Pull every line holding the word "image" out of the data and copy it.

Stored items
"""

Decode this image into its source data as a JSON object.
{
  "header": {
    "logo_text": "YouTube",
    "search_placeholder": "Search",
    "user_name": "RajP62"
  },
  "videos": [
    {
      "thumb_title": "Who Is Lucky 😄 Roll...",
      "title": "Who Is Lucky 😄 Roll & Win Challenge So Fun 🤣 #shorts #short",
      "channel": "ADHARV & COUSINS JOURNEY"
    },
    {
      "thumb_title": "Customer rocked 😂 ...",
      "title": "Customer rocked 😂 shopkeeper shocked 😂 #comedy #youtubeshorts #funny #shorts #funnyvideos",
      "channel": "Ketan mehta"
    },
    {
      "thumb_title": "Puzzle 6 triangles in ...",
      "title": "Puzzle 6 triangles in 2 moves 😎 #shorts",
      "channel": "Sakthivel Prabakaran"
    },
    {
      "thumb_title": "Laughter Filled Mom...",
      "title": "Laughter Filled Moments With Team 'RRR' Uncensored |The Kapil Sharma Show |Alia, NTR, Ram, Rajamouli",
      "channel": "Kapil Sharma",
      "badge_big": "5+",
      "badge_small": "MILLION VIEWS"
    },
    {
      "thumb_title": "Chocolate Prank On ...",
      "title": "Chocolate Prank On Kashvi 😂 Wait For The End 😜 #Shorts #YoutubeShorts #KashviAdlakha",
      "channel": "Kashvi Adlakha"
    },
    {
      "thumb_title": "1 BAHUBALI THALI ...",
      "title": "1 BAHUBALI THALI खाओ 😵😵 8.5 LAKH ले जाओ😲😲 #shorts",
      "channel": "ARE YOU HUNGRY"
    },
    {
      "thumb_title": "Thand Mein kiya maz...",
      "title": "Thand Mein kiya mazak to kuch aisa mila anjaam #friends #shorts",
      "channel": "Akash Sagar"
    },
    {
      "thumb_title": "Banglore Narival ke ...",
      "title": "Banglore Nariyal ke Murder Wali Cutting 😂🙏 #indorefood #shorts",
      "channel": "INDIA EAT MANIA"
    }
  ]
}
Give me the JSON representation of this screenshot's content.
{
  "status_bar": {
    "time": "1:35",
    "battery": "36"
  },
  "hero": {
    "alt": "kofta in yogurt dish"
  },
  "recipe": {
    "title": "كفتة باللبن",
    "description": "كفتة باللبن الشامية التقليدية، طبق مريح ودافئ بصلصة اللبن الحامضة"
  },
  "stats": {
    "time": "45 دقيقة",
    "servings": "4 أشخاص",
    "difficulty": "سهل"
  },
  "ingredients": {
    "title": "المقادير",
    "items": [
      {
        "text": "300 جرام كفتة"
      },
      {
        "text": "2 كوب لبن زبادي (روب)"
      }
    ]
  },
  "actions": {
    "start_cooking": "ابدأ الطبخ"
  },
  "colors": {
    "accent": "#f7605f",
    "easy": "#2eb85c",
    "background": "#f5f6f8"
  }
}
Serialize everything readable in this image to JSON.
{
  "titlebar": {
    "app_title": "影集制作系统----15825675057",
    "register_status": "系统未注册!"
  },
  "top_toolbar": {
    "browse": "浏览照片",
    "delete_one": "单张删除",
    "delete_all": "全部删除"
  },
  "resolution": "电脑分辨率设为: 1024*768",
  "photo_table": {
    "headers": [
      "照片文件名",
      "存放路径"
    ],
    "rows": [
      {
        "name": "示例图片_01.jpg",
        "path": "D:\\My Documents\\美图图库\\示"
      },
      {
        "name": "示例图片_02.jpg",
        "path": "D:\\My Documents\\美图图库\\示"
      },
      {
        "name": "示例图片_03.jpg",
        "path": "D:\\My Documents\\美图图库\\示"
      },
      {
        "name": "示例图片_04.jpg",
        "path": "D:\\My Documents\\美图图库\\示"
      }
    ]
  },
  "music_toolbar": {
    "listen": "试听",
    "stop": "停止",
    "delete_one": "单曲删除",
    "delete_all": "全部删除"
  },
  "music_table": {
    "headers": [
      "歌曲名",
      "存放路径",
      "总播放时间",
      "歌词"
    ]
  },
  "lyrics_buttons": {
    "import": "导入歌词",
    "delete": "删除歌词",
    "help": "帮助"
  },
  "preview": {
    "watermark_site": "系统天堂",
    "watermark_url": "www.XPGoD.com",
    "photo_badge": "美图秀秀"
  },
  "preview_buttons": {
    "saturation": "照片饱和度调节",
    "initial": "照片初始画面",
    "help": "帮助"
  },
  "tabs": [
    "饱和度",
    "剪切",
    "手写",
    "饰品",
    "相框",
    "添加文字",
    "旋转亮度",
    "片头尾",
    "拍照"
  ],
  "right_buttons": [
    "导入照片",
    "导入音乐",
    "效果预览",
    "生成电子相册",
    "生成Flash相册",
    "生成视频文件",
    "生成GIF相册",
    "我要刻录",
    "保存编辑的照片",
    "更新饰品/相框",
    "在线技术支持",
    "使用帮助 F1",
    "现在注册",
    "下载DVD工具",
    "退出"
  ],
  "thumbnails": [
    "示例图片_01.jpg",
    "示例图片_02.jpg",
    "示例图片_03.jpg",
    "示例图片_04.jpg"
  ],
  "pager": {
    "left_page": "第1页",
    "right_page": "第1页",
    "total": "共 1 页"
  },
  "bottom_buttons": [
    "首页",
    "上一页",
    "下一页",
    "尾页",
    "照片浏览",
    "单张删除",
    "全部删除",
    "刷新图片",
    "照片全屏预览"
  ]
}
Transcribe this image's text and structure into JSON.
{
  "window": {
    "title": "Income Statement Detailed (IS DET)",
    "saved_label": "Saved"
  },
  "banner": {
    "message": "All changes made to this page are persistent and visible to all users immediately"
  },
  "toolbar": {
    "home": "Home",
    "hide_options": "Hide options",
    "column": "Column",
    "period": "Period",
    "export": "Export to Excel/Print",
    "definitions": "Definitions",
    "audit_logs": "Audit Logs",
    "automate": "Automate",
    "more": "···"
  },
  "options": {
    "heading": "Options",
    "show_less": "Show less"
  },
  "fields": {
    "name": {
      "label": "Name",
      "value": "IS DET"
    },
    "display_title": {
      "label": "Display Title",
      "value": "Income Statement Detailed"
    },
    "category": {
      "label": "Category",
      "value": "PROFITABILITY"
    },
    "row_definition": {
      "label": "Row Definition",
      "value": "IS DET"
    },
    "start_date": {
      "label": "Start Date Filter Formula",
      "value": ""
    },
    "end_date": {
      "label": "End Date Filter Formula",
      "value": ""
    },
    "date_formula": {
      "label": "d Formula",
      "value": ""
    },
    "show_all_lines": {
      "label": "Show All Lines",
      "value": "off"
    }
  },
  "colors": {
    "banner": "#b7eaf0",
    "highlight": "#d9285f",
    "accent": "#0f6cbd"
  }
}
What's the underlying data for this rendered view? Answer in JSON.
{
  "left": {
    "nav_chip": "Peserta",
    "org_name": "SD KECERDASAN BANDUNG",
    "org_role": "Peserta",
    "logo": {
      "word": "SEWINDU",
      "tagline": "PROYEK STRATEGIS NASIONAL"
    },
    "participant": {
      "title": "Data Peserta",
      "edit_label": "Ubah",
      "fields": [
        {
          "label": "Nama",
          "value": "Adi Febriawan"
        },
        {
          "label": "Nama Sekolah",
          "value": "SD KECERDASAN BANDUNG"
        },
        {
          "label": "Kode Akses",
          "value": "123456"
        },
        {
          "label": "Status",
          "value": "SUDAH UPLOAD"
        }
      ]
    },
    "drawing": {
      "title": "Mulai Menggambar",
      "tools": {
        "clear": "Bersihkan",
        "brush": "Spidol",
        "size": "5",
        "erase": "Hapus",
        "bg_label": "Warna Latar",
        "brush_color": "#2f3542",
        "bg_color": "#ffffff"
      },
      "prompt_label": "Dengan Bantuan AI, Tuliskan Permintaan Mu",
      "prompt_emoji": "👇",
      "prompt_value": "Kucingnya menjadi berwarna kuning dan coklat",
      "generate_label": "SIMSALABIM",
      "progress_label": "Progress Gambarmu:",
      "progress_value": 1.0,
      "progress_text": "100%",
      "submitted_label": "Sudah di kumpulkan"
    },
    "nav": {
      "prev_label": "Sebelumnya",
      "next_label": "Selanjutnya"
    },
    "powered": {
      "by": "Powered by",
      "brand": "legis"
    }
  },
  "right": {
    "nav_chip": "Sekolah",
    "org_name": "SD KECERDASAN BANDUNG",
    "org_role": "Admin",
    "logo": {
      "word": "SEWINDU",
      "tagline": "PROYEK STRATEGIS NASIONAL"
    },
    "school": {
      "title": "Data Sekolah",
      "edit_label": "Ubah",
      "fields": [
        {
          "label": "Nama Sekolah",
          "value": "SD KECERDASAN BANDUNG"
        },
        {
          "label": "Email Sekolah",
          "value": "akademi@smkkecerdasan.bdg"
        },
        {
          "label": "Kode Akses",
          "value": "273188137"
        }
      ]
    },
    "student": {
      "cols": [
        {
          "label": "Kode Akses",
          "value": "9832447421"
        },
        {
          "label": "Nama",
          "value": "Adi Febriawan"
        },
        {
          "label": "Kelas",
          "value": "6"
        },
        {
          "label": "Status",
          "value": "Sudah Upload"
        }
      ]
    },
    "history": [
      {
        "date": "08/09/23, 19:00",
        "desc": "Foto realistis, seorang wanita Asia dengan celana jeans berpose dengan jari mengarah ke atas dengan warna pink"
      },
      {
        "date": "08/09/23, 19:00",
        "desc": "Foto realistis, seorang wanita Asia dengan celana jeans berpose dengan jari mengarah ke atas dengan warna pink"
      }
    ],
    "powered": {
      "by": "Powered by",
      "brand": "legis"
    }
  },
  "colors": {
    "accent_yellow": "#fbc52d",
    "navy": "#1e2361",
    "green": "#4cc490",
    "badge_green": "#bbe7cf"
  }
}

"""

■ OUTPUT FOR THIS TASK ■
Decode this image into its source data as a JSON object.
Serialize everything readable in this image to JSON.
Transcribe this image's text and structure into JSON.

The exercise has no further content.